On a rainy Thursday evening in Boston, Quincy Carroll took his audience’s imaginations to the countryside of China. The crowd in the Commonwealth Salon in the Central Library in Copley Square sat engaged as Carroll discussed the inspiration for the novel “Up to the Mountains and Down to the Countryside” as well as reading two carefully chosen passages from the book.
Carroll began the talk by discussing how his background and personal experiences influenced the novel. Born and raised in Natick, Massachusetts, Carroll attended Yale University. After graduating in 2007, Carroll headed to New York to enter the financial world in sales and trading. It didn’t take long for Carroll to realize that he wanted a different life, leading him to quit his job and move to China. Before departing he found a graphic novel, “East meets West,” by Yang Liu that informed his knowledge of the differences between the cultures. Upon arriving in China, however, he found quickly there was a gap in the literary world for an exploration of foreigners living and experiencing China and Chinese culture. After returning to America, Carroll enrolled in the Creative Writing MFA program at Emerson College and the journey of writing “Up to the Mountains and Down to the Countryside,” began.
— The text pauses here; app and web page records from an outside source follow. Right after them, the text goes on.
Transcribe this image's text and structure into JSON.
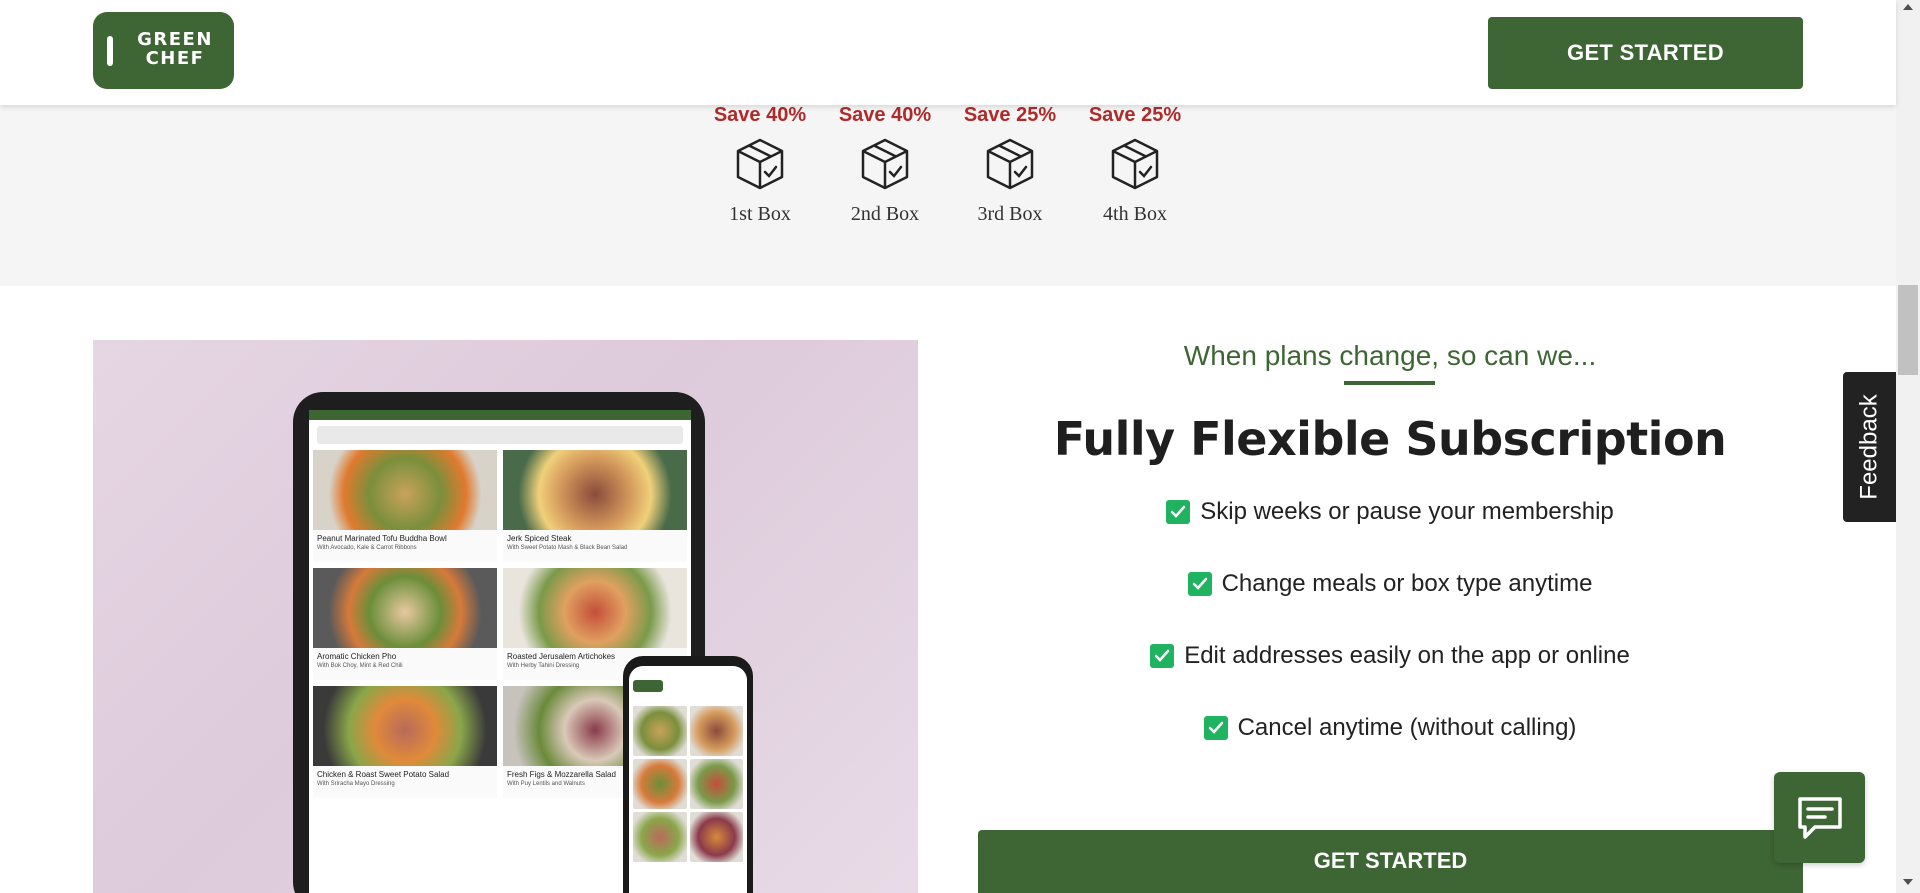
{
  "header": {
    "logo_line1": "GREEN",
    "logo_line2": "CHEF",
    "cta_label": "GET STARTED"
  },
  "savings": {
    "items": [
      {
        "save": "Save 40%",
        "label": "1st Box"
      },
      {
        "save": "Save 40%",
        "label": "2nd Box"
      },
      {
        "save": "Save 25%",
        "label": "3rd Box"
      },
      {
        "save": "Save 25%",
        "label": "4th Box"
      }
    ]
  },
  "subscription": {
    "eyebrow": "When plans change, so can we...",
    "title": "Fully Flexible Subscription",
    "features": [
      "Skip weeks or pause your membership",
      "Change meals or box type anytime",
      "Edit addresses easily on the app or online",
      "Cancel anytime (without calling)"
    ],
    "cta_label": "GET STARTED"
  },
  "tablet_menu": {
    "items": [
      {
        "title": "Peanut Marinated Tofu Buddha Bowl",
        "subtitle": "With Avocado, Kale & Carrot Ribbons"
      },
      {
        "title": "Jerk Spiced Steak",
        "subtitle": "With Sweet Potato Mash & Black Bean Salad"
      },
      {
        "title": "Aromatic Chicken Pho",
        "subtitle": "With Bok Choy, Mint & Red Chili"
      },
      {
        "title": "Roasted Jerusalem Artichokes",
        "subtitle": "With Herby Tahini Dressing"
      },
      {
        "title": "Chicken & Roast Sweet Potato Salad",
        "subtitle": "With Sriracha Mayo Dressing"
      },
      {
        "title": "Fresh Figs & Mozzarella Salad",
        "subtitle": "With Puy Lentils and Walnuts"
      }
    ]
  },
  "feedback": {
    "label": "Feedback"
  },
  "colors": {
    "brand_green": "#3e6534",
    "save_red": "#b02a2a",
    "check_green": "#1fb35f",
    "band_gray": "#f5f5f5"
  },
  "icons": [
    "box-check-icon",
    "checkbox-icon",
    "chat-icon"
  ]
}
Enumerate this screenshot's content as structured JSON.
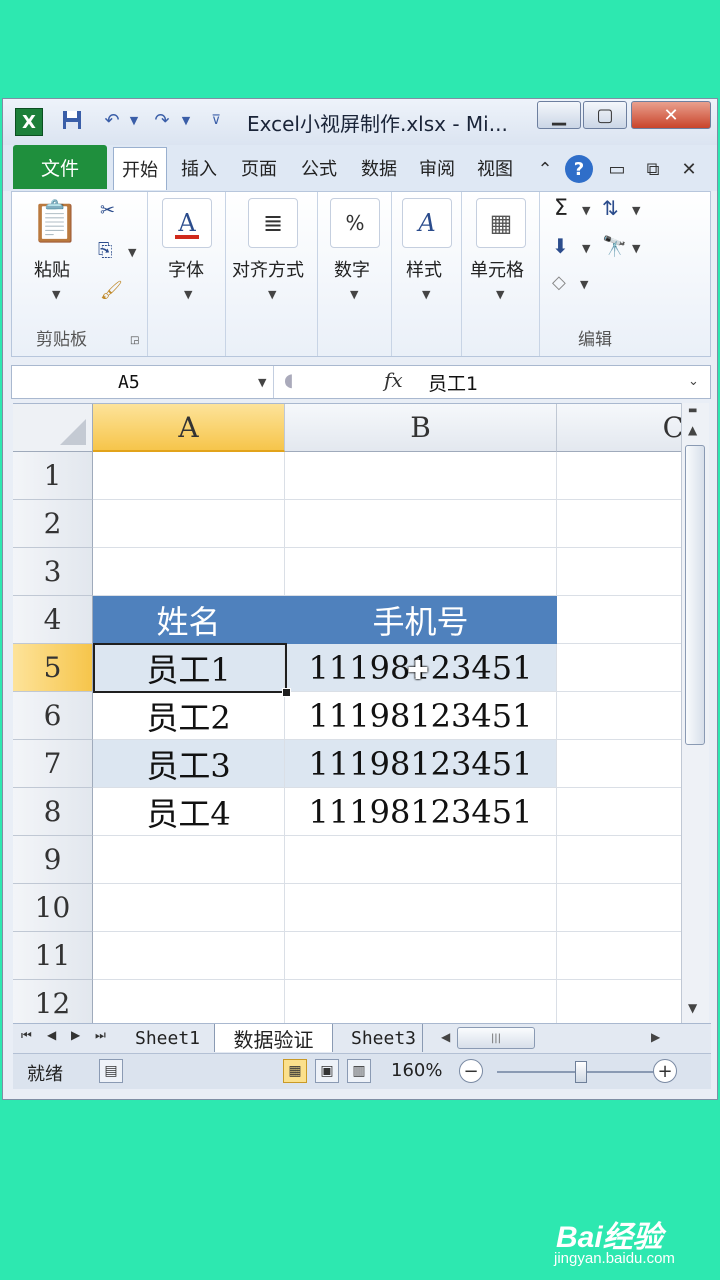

The first passage Carroll read was a particularly meaningful one, considering the location of the talk. Carroll revealed to the audience that this portion of the novel was written just a few yards away in Bates Hall at the Central Library in Copley Square. This passage is also significant as it’s the first time we meet two of the main characters, Thomas Guillard and Bella while they waited for a train to Ningyuan. The scene creates an image for the audience of Guillard’s nonchalant attitude towards the Chinese culture, through his smoking and staring at a nearby girl. The passage sets the audience up to learn more about these two characters and how their different backgrounds will influence their relationship.
The second passage Carroll read introduces the other main character, Daniel. Daniel is traveling by bus to visit friends and the contrast between him and Thomas is immediately felt. At one point Daniel automatically nods to a man he passes and is embarrassed because “Simply because they came from different countries did not mean they owe each other a hello.” This quote spoke to Daniel’s mindfulness of the culture and his role as an outsider.
Carroll ended the night thanking everyone who attended, as well as answering numerous questions from the audience. In response to the questions, Carroll discussed the artful act of infusing Chinese into a novel meant for English speakers, his plans for the next novel, and that the characters were hybrids of many different people he met in his travels.
This talk is part of the Boston Public Library’s Author Talk Series. The next talk in the series will take place on Monday, May 9, 2016, at 6 p.m. featuring Paul Lewis, editor of “The Citizen Poets of Boston: A Collection of Forgotten Poems, 1789-1820, and taking place in the Commonwealth Salon at the Central Library in Copley Square. Learn more via here.